People spend a great deal of time worrying about what to include in their commercial contracts to ensure that they put themselves in the best legal position possible. And rightly so - the content of your contracts is very important.
However, all too often people pay far less attention to what happens after all the drafting is done.
Unless your contracts are properly signed off and thereafter, properly managed, you risk wasting the time and effort you put into drafting them in the first place. Worse still, you could miss certain contractual deadlines or triggers, which might leave you in a disadvantageous position.
In the first of a series of articles which focus on those more "day-to-day" practical legal challenges faced by businesses, we look at some effective advice for the management of your contractual processes.
Leaving aside the issue of what a contract should actually say, any business which routinely enters into commercial contracts should be well on top of two things:
- The business should know when a contract has been entered into and should be able to quickly identify all "live" contracts at any given moment; and
- The business should be aware of its rights and obligations under those agreements and any deadlines for compliance or any triggers that might alter the way the contract operates.
If you are reading this and you are worried that you might not be completely on top of these matters, please rest assured that you will not be alone. It is common, even in very large businesses, for these points to be given far less consideration than they deserve.
Unfortunately, it is all too common for contracts to be drafted but never signed, or for contracts to be entered into but then hidden in a desk drawer and forgotten about until something goes wrong.
Contracts should be seen as working documents and should be referred to regularly, in order to inform the parties as to how their relationship will be managed.
How can I avoid any issues?
None of the advice presented below is particularly complex, but the day-to-day realities of running a business often mean that we are too busy to step back and look at the processes we follow to check that they are fit for purpose.
In the face of increasing demands on our time, a lot of us do not give sufficient thought to how we manage our contracts. However there are some simple and inexpensive steps that can be taken to help you get a handle on things.
- Have a policy for contract management and appoint one person to ensure that this policy is properly implemented. Avoid the temptation to make this policy too long or any more detailed than it needs to be. The simpler the policy is, the more likely it is to be remembered by people throughout the business and the more likely it is to be adhered to.
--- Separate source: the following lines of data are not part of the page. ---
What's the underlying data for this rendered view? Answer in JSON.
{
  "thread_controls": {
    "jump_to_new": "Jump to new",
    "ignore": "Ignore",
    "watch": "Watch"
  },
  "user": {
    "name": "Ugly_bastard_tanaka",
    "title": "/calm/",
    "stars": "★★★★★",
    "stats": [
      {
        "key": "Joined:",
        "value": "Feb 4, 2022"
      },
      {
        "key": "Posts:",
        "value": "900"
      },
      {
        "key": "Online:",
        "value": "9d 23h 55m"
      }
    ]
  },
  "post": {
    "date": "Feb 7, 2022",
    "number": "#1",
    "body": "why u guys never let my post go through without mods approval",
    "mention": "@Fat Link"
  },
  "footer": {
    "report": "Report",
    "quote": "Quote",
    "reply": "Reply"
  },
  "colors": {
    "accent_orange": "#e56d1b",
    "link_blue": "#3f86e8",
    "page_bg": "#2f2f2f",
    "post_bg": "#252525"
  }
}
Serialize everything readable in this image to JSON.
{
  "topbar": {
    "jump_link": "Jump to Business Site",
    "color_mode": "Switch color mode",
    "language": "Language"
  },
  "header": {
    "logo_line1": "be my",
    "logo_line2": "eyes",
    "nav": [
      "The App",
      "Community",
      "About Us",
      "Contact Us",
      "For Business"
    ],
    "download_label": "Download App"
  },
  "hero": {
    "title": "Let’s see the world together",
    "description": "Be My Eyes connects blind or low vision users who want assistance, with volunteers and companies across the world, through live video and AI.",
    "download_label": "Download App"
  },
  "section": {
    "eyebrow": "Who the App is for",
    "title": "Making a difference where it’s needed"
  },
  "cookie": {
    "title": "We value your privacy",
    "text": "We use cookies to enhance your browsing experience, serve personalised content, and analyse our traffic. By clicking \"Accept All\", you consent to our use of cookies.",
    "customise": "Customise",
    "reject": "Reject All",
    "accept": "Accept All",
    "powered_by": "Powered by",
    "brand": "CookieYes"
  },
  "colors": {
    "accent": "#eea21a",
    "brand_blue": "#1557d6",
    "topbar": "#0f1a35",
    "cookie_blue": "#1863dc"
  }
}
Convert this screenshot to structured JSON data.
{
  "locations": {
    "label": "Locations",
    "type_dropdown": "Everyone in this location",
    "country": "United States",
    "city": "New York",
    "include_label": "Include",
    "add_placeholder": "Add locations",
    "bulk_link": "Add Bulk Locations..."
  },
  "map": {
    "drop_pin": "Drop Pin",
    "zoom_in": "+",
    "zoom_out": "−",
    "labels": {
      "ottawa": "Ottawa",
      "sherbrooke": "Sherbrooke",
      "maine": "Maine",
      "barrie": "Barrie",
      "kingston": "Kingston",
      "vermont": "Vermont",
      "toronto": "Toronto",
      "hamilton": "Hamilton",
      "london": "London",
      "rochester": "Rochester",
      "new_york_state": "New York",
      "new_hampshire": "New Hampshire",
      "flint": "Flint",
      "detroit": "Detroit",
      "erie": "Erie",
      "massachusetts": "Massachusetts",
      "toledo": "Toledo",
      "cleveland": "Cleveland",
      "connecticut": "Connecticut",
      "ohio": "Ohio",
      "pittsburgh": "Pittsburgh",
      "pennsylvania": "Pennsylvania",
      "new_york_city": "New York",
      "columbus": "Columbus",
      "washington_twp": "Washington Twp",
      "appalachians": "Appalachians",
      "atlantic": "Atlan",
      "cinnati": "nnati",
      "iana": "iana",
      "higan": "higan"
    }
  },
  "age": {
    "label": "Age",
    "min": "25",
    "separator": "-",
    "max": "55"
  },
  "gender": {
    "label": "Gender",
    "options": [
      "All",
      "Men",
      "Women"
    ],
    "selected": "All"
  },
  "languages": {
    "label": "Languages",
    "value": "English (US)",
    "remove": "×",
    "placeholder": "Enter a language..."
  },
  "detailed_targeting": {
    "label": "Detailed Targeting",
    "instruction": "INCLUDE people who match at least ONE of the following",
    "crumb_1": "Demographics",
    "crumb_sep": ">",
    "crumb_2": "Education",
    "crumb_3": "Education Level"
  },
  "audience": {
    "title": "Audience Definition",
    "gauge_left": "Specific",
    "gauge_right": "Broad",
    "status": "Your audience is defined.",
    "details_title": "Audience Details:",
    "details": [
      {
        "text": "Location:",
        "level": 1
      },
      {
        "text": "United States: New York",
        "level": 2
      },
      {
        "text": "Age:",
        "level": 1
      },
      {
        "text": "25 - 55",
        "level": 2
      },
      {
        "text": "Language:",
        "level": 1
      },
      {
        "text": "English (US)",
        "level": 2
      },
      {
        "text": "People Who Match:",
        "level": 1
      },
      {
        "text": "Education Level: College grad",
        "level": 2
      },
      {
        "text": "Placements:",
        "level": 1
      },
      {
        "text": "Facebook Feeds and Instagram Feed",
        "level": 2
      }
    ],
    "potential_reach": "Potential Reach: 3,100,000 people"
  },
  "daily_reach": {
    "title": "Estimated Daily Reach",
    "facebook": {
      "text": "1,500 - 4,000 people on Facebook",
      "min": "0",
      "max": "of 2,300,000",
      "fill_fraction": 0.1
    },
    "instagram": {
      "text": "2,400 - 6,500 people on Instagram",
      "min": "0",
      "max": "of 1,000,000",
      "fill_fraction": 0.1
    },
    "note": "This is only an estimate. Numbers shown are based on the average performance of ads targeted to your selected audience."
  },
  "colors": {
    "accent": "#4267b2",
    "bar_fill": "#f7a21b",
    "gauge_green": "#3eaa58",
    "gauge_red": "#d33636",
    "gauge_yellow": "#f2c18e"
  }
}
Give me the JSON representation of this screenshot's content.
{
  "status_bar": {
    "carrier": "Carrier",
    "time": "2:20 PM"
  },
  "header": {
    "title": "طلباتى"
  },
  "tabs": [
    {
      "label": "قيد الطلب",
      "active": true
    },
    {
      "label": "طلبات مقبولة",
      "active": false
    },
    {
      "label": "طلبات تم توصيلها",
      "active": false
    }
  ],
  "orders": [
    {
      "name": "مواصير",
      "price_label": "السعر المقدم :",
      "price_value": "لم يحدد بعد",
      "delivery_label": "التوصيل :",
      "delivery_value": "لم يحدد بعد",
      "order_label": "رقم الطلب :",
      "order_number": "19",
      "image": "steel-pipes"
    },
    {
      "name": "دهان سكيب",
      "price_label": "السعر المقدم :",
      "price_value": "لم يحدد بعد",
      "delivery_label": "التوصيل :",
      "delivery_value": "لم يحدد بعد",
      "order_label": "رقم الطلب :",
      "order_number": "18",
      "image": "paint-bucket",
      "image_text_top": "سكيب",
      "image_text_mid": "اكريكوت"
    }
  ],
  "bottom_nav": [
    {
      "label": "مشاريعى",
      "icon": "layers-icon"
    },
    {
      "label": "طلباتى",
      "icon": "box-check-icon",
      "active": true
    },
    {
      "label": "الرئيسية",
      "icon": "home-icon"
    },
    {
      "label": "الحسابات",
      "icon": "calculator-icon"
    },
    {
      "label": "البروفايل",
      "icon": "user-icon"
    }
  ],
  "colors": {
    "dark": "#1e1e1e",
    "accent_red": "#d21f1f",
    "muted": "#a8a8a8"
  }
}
- Have a policy setting out who can negotiate contracts and who can sign contracts on behalf of the business - this may be different people for different types of contract or different financial levels of contract.
- Ensure all draft contracts are marked "draft" and "subject to contract" until they are signed. This will help to prevent anybody claiming that a draft contract has been agreed until it is signed.
- It is advisable not to start performance of an agreement until a signed contract is in place. Otherwise there will be significant ambiguity about which terms govern the arrangement and you might be held to terms that you are not happy to accept.
- Using a simple report system, ensure you can monitor the progress of all draft contracts from the initial draft, all the way through to signature. Do not remove any contracts from this report until they have been signed. This should help you to spot any draft contracts that are making slow progress through negotiations or any drafts which have been agreed but have not yet been signed. Without this report, it is all too easy to send agreed drafts to the other party for signature, never to receive anything back and to forget all about it.
- Maintain a central bank of contracts. It should form part of your contract management policy that a copy of every signed contract is sent to the person in charge of the central bank of contracts. This will help to ensure that you always have a copy of a contract readily available when you need to refer to it.
- Throughout the drafting process and again once the contract is signed, take time to work through the agreement with the relevant person in the business that will "own" the performance of the contract. Ensure that they fully understand their rights and obligations under the agreement. This will help to ensure the smooth running of the arrangement and will flag any potential issues early.
- It is important that contracts are detailed and fully comprehensive, but this can often make them unwieldy and difficult documents to use as a point of reference for the day to day management of the relationship between the parties. Instead, invest time once the agreement is signed to pick out key rights, obligations and other clauses, so that you can refer to these quickly and easily.
- Set reminders for any key deadlines contained in the agreement. This can be done easily in your computer calendar - set alerts to appear on your system ahead of key deadlines. If a decision needs to be made by a certain time (for example, whether to exercise a break clause by a certain date) ensure that the alert you set will give you time to consult with the relevant business area and communicate your decision to the other party before the deadline passes.
A contract generally contains a record of what the parties hope to achieve from their commercial relationship. Regularly returning to the contract and making certain that everything it requires is acted upon not only makes sense legally, it helps to ensure that the arrangement between the parties is as successful as everyone hoped at the outset and can help lay the foundations for a successful business relationship.